Arctigenin shows preferential cytotoxicity to acidity-tolerant prostate carcinoma PC-3 cells through ROS-mediated mitochondrial damage and the inhibition of PI3K/Akt/mTOR pathway.
Biochem Biophys Res Commun. 2018 Nov 10 ;505(4):1244-1250. Epub 2018 Oct 15. PMID: 30333093

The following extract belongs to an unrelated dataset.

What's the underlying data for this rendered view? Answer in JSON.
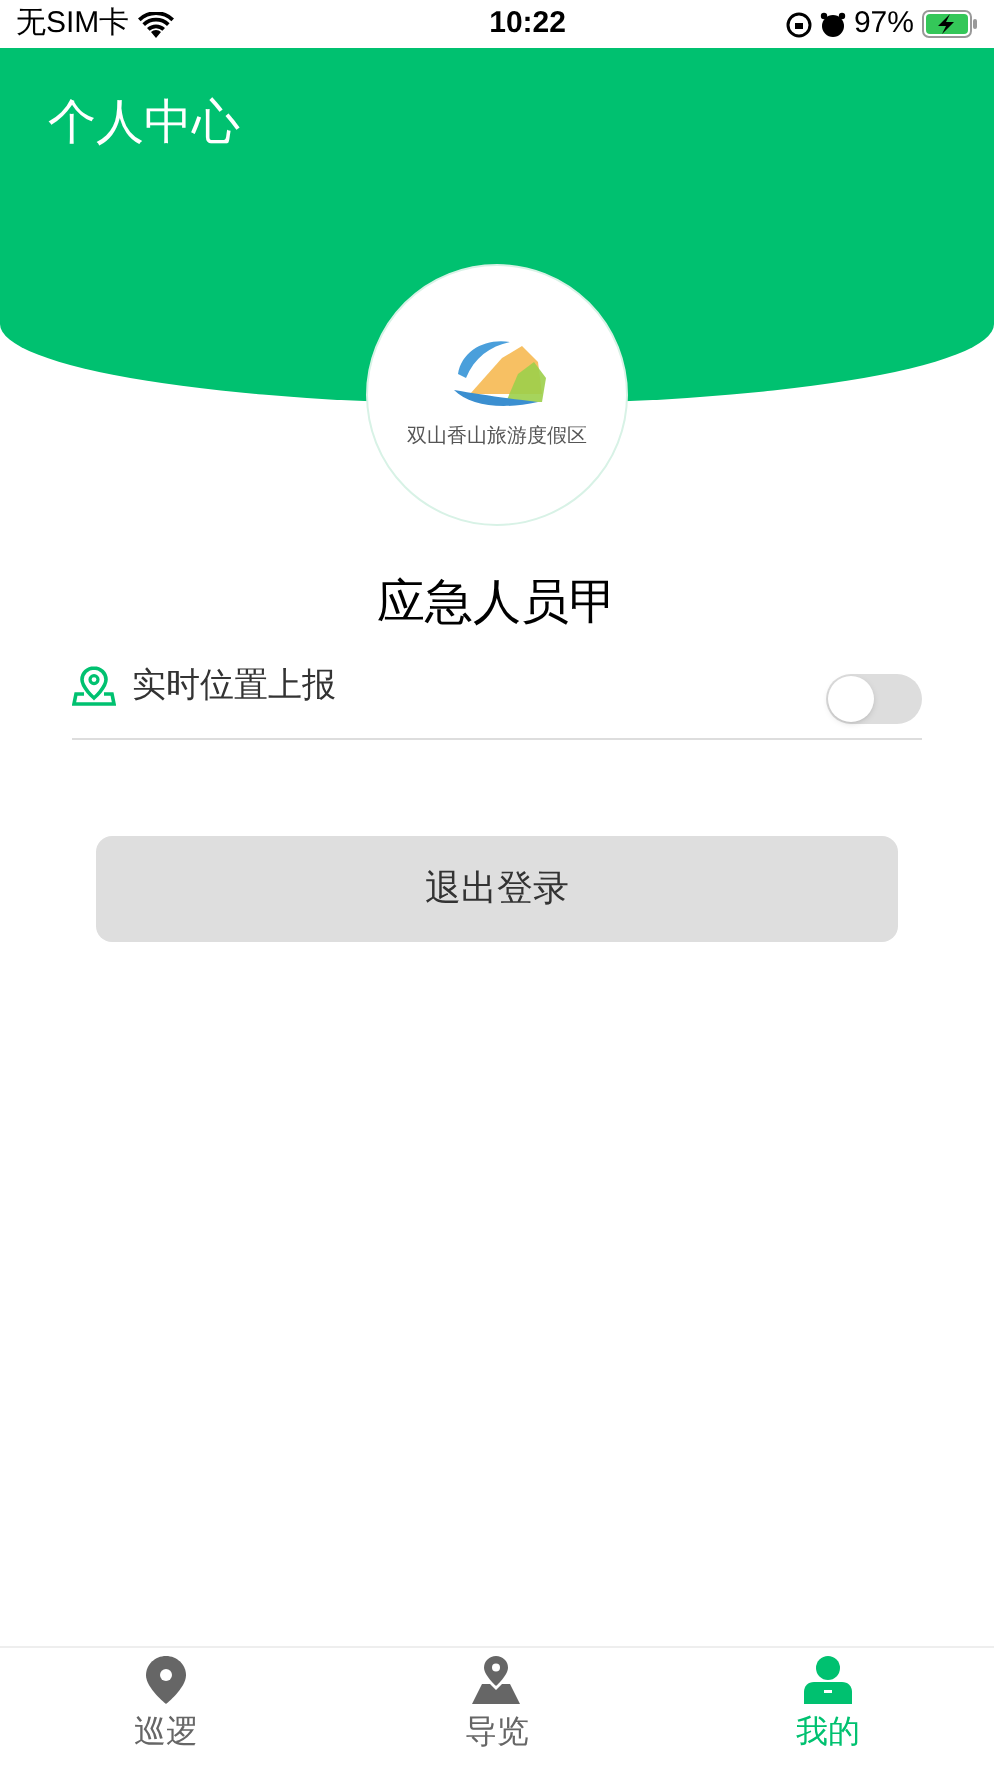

Extracellular acidity in the tumor microenvironment contributes to chemoresistance of malignant tumors. The objective of this study was to determine anticancer effects of arctigenin, a novel anti-inflammatory lignan extracted from seeds of Arctium lappa, on acidity-tolerant prostate cancer PC-3AcT cells. The PC-3AcT cells manifested increased tolerance to low-pH media with enhanced percent cell viability and increased resistance to docetaxel compared to their parental PC-3 cells. Arctigenin alone or in combination with docetaxel induced potent cytotoxicity. Preferential sensitization of PC-3AcT cells to arctigenin was accompanied by increased cell fractions with sub-G/Gpeak and annexin V-PE(+), increased ROS levels, decreased mitochondrial membrane potential and cellular ATP content, and inhibition of PI3K/Akt/mTOR pathway. A series of changes caused by arctigenin were efficiently reversed through reducing ROS levels by radical scavenger N-acetylcysteine, thus placing ROS upstream of arctigenin-driven cytotoxicity. Collectively, these results demonstrate that arctigenin can increase oxidative stress-mediated mitochondrial damage of acidity-tolerant PC-3AcT cells, suggesting that arctigenin might be a potential therapeutic candidate to overcome acidic-microenvironment-associated chemotherapeutic resistance in prostate cancer.